Dietrich Lemke of Max Planck Institute for Astronomy in Heidelberg, Germany, said Wednesday the European-built Infrared Space Observatory has detected frozen carbon dioxide in 20 different star-forming clouds scattered across the Milky Way, the home galaxy of the sun.The finding suggests that dry ice may be common around the wispy structures in space, he said.

"We have seen CO2 ice on the surface of grains of dust in clouds. It seems to be in many, many places," Lemke said in a telephone interview from the national meeting of the American Astronomical Society in Madison, Wis., where he presented his research results.

Most of the space clouds, he said, are immense structures of gas and dust with hot stars forming in their centers. Around the outer edges of the clouds, however, it is cold enough to freeze CO2, a gas that turns to a solid at temperatures below minus-108.4 degrees Fahrenheit, said Lemke.

The Infrared Space Observatory also has found vast clouds of warm water vapor, a discovery that Lemke said was "entirely new and very surprising."

"We found the water in hot planetary nebulae (star-forming clouds)," he said. There was so much that it suggests water may be the third most common chemical compound in space, he said. Only hydrogen-2 and carbon monoxide appear to be more common, Lemke said.

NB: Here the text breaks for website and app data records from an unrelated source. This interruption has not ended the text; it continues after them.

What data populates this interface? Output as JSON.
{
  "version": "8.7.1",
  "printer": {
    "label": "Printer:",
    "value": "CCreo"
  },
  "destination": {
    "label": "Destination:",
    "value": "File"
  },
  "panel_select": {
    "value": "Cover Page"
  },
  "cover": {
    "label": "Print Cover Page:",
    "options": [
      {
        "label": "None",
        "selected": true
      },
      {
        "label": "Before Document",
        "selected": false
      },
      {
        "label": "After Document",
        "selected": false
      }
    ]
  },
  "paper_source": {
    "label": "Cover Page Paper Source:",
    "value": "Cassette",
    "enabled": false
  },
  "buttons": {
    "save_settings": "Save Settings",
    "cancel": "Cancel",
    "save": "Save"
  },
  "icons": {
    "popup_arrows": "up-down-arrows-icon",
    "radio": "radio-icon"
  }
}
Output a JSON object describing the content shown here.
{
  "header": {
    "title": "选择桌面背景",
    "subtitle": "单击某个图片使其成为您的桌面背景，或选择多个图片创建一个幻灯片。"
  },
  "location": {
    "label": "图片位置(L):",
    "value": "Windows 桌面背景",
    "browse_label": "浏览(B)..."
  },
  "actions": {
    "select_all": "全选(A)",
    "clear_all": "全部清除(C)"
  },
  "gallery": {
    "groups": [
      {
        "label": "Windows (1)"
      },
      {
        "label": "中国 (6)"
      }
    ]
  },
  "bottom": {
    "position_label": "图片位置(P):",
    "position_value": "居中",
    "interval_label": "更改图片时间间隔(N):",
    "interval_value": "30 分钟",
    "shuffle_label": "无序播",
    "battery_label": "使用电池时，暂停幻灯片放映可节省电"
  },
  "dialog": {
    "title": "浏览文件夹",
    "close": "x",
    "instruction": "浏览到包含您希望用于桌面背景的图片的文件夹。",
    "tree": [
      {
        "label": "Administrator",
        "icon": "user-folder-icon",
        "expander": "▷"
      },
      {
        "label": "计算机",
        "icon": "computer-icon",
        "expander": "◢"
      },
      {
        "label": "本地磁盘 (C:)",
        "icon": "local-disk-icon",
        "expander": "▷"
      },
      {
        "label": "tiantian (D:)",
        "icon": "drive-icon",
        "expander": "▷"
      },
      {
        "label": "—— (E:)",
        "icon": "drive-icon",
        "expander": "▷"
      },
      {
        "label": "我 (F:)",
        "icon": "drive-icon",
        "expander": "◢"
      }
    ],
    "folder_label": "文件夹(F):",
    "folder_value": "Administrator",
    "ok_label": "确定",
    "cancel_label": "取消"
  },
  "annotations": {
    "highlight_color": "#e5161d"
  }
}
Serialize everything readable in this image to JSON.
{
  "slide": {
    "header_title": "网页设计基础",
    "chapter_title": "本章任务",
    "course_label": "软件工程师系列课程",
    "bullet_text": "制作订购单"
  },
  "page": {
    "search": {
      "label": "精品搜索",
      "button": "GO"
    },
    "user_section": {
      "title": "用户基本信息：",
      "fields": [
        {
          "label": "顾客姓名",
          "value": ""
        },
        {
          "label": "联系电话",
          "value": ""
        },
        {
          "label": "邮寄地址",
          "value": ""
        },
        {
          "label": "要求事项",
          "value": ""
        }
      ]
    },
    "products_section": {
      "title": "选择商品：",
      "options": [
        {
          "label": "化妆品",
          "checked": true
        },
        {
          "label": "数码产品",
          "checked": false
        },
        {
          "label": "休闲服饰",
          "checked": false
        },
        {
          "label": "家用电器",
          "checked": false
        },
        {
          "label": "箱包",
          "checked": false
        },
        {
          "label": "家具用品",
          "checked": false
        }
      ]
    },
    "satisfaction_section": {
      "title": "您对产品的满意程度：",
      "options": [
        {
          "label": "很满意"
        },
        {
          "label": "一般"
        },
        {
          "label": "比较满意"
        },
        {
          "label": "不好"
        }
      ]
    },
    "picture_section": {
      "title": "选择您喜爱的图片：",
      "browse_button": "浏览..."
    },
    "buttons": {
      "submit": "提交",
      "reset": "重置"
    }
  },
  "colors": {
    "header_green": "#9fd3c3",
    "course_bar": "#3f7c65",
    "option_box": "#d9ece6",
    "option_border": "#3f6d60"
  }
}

Water has been detected in space before, but Lemke said it has not been seen as a warm vapor and it was not known to be so commonly present.

All of the discoveries came in observations focused on structures that are hundreds to thousands of light years from Earth, he said. A light year is the distance light travels in a year, about 5.8 trillion miles.

Lemke said the dry ice and water discoveries were possible because the Infrared Space Observatory can detect slight temperature differences in objects far away.